17. The added height of the GMC meant that instead of dropping into the driver seat St. Amant had to climb up and onto the driver seat. To simplify that maneuver, a pair of Lund 6-inch Oval Straight Black Nerf Bars (part #26676748) were installed on the truck. These nerf bars have a safe, recessed step area and are said to support up to 300 pounds before flexing and 350 pounds before bending. The kit includes all bracketry and hardware needed to complete the install.
18. One of the cool things about the Lund nerf bars is that no drilling is needed to complete the install. The bars are designed so that the mounting brackets utilize existing bolts, including those in the body mounts. Interestingly, we had no problems with corrosion on any of the GMC’s factory bolts while installing the nerf bars.
19. Install time was very quick for the Lund nerf bars and the result was a very welcome functional addition to the truck.
20. We were impressed at the quality of the MaxTrac parts and the results. The BFG tires are not only rugged, they also dramatically improve traction- something very welcome in the Wisconsin dirt, mud, and snow. And the Mamba wheels look great and compliment the new look of the truck.
21. The team at Attitude Performance got the job done quickly and efficiently, even with the corrosion and breakage surprises.

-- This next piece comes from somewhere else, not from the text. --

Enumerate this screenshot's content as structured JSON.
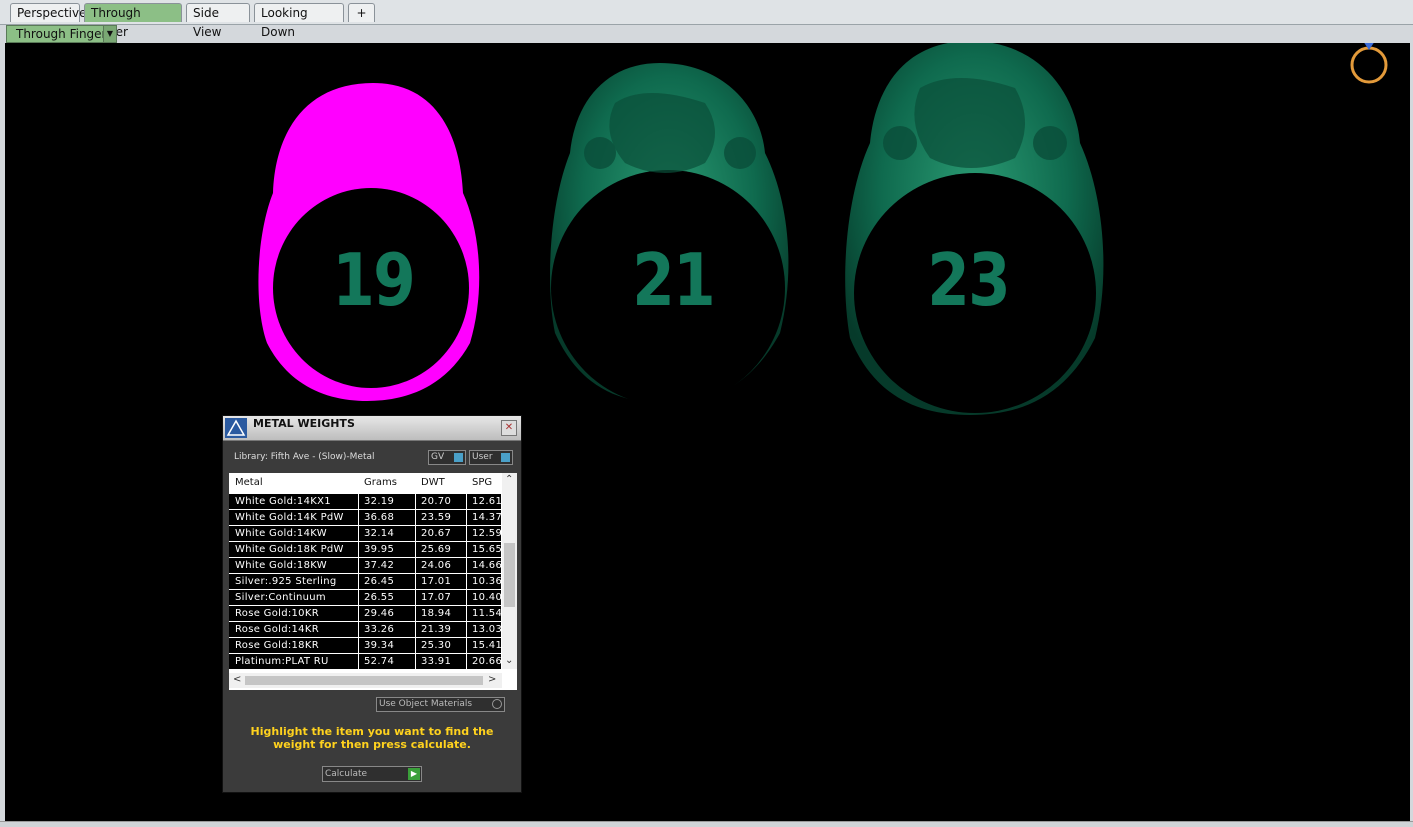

22. The last time we talked with St. Amant he was in the driver seat of the GMC, piloting the rig from Wisconsin to Southern California. When asked what he thinks of his newly-lifted GMC he says, “Absolutely, positively love it. It’s been great.”